▸ **PROBLEM REQUIREMENTS**
Scan the entries below for the word "Next" and copy every line in which it occurs.

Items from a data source
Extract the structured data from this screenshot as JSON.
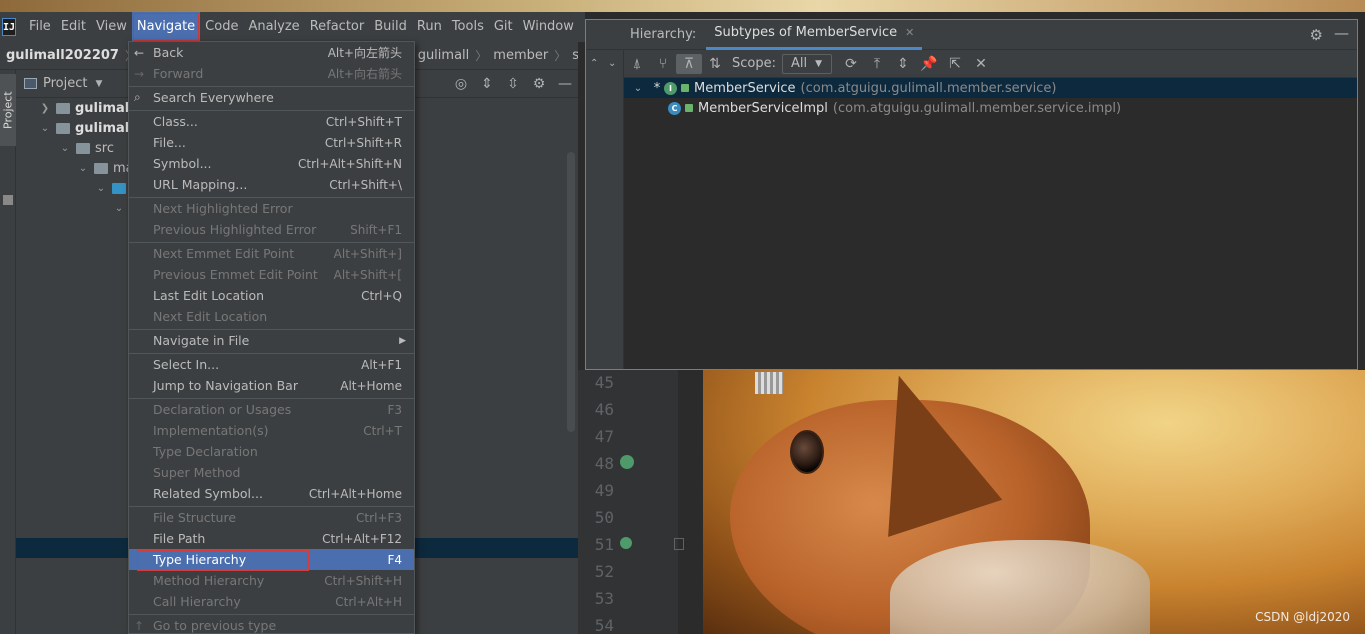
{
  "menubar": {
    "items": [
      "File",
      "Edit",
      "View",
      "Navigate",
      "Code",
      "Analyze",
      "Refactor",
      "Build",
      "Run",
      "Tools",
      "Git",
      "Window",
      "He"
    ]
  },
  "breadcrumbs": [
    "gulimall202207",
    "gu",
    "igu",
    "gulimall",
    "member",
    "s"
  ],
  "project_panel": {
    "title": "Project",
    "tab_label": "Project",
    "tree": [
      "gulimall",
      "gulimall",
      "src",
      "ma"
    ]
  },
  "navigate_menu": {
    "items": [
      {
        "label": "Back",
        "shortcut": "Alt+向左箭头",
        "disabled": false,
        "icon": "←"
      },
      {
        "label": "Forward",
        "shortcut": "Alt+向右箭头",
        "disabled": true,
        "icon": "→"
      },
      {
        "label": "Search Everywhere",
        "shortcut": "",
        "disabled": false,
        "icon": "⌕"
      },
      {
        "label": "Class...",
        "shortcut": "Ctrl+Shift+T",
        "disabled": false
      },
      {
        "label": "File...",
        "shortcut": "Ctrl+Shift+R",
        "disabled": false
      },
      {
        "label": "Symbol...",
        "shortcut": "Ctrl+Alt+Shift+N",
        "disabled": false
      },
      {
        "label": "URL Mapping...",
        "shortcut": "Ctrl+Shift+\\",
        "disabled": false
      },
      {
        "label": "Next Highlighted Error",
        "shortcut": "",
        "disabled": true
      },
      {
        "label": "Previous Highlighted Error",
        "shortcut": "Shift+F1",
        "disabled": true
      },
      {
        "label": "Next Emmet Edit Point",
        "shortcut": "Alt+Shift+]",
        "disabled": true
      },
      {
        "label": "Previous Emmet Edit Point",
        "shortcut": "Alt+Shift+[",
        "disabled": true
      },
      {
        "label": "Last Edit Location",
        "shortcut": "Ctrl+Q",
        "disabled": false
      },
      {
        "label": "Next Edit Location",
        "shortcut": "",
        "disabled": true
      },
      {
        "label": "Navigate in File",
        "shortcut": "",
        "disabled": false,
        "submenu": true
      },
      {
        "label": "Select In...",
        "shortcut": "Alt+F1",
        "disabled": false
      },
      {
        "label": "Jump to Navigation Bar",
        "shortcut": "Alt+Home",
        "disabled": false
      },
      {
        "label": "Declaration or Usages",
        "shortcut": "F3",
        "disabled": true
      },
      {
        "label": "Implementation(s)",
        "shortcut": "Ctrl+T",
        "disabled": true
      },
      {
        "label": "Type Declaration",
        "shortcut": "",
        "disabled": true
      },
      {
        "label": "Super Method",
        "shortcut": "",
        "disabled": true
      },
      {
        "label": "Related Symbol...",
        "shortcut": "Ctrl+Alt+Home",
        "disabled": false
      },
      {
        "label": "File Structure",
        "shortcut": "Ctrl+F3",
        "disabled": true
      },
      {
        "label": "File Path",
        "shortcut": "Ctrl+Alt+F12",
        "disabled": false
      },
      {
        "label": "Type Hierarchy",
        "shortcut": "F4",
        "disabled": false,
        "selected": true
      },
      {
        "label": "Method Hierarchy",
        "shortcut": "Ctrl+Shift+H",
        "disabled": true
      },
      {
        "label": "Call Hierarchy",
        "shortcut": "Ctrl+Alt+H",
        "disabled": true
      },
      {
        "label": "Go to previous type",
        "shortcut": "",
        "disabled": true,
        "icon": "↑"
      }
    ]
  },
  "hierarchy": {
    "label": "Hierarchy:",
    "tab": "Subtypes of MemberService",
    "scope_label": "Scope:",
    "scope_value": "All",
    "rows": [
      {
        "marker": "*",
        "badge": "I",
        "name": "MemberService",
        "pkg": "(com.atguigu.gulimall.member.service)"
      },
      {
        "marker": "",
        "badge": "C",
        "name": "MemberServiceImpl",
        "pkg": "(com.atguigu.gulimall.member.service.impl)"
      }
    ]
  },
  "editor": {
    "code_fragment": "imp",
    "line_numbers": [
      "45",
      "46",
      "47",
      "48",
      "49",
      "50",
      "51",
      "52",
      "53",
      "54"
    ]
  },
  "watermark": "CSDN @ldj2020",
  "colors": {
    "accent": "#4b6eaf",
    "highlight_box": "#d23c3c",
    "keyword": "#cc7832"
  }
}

▸ **TASK RESULT**
        "label": "Next Highlighted Error",
        "label": "Next Emmet Edit Point",
        "label": "Next Edit Location",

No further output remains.